I caught a story in yesterday’s paper that you shouldn’t miss. It’s not uncommon for one little story in the newspaper to sum up the wretched whole of human tragedy but this story was in a category by itself. A 13-year-old autistic boy, running from rebuke at school and evading punishment at home, stowed away in plain sight on a subway where he rode nonstop for 11 days without being noticed.
It wasn’t hard to be invisible, he told police. “Nobody really cares about the world and about people.” He is a rare jewel among human beings: he can see things as they are. Read more about his journey here.
I feel as if I have been missing for some time.
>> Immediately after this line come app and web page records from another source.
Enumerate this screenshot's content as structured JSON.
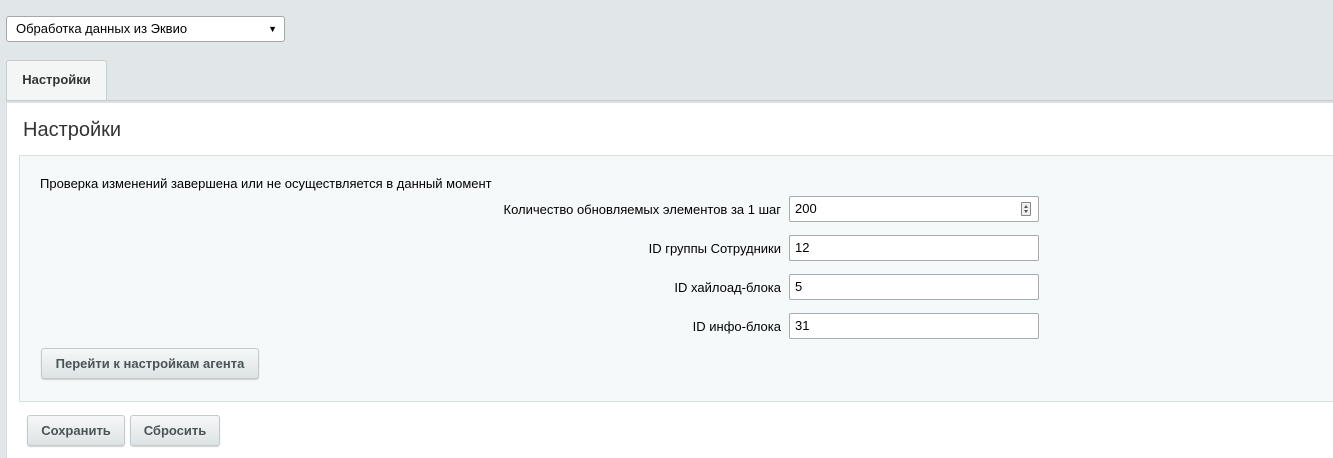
{
  "module_select": {
    "selected": "Обработка данных из Эквио",
    "caret": "▼"
  },
  "tabs": [
    {
      "label": "Настройки",
      "active": true
    }
  ],
  "page": {
    "title": "Настройки",
    "status": "Проверка изменений завершена или не осуществляется в данный момент"
  },
  "fields": [
    {
      "label": "Количество обновляемых элементов за 1 шаг",
      "value": "200",
      "type": "number"
    },
    {
      "label": "ID группы Сотрудники",
      "value": "12",
      "type": "text"
    },
    {
      "label": "ID хайлоад-блока",
      "value": "5",
      "type": "text"
    },
    {
      "label": "ID инфо-блока",
      "value": "31",
      "type": "text"
    }
  ],
  "buttons": {
    "agent_settings": "Перейти к настройкам агента",
    "save": "Сохранить",
    "reset": "Сбросить"
  }
}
Not so good about reading your blogs or writing my own. Not as open-eyed or even-keeled as I might have been. I’ve been immersed in the late stages of the publication process: the manuscript submission, the diagnostic revisions, and now the slice-and-dice of copy edits. No one who is striving for that mythical, magical realm called “Being Published” will ever believe what it is really like: how much it extracts from you, and yet how little it changes things. It’s like abdominal surgery. Over the course of the procedure, all 28 feet of your intestines are shoved aside, and in some cases, taken out and piled up on the table beside your body. Then your bowels are put back and you’re sewn into the semblance of something new. For a short while you feel the effects, but before long everything is just as it was before. You’re not younger, better looking, or rich. You might even been poor. You don’t believe me, but you can read more about it here.
Today I said goodbye to my husband and daughter as they travel east to celebrate the holiday with my in-laws. Aside from the year my father died, this is the first Thanksgiving we haven’t been together. I will attend Rohatsu sesshin, a Zen meditation retreat that commemorates the Buddha’s enlightenment. It is time for me to excuse myself from the family table and do what the Buddha did, to be like the boy I told you about at the top of this post: a rare jewel who can see things as they are. You can read more about the story of Buddha here.
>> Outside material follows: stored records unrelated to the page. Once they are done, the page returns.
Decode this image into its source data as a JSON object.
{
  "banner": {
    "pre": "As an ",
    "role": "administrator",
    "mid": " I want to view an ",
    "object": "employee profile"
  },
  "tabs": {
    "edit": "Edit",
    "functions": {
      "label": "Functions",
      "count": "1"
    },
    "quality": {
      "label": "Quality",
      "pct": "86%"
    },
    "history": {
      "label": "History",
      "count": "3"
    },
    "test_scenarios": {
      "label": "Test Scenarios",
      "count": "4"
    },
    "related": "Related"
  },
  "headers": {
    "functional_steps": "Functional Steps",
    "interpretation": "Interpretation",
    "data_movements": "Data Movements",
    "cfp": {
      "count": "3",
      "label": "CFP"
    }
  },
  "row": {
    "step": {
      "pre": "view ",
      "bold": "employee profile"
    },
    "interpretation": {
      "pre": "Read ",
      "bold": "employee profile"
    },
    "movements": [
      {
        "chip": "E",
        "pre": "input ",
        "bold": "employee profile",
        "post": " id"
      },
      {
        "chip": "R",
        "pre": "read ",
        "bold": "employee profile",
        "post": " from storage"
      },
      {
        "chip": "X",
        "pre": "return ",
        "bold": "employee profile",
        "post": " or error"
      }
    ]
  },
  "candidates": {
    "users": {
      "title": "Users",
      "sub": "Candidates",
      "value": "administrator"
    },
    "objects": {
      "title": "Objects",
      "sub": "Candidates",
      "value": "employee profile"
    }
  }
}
Next week several guest bloggers will appear in my stead. I thank them for spilling their guts, and I hope you’ll stick around and read more about them here.